fight about. We did. And when it came
time to go to college, I picked the
farthest one from home I could find.
This, of course, drove him right up the
wail, which I suppose was the point.
Officially my major was English, but
really it was the Sixties.
I marched, I smoked some grass, I tried
to like sitar music... and I met Annie.
Just like Ray, I had chosen a school a thousand miles away from home (though we had different reasons). At the time, I thought Dad liked my decision to attend OSU. It would be cool for him to see me at his alma mater, right? Now I wonder if he hadn't been quietly agreeing with Mom, wishing I would stay closer to home. By the time I was a senior, my life was continuing to parallel Ray Kinsella's. Instead of Annie, her name was Beth.
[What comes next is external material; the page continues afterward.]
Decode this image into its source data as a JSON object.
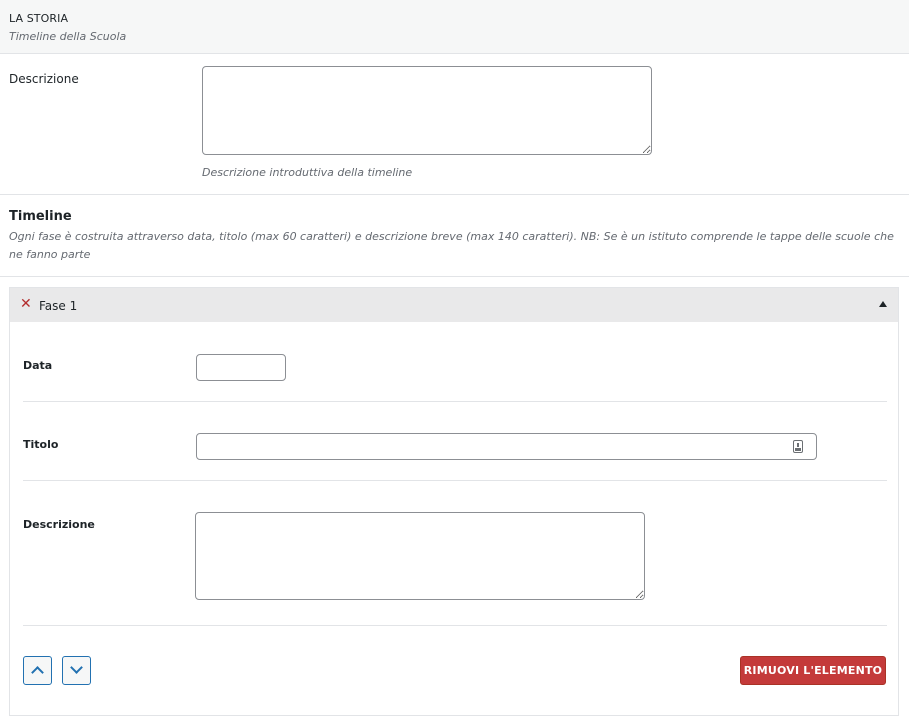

I had always planned on moving back to Texas after college. That never happened. I stayed in Columbus to be with Beth. A few years later we got married. Today, I'm celebrating my very first Father's Day as a father.
I have finally given my parents their first grandchild, but I feel bad that they are so far away. Luckily, we have family traditions to help us feel closer. Hopefully my son will enjoy Buckeye football as much as I do. If so, then we'll watch games together and call Dad afterwards and we'll all complain about the refs and about the poorly executed fake hand-offs. My son will grow up hearing stories about JT, Mike Doss, Teddy Ginn, AJ Hawk, and of course, Rex Kern. Also, he'll hear a lot of stories about my Dad.
Happy Father's Day, Dad.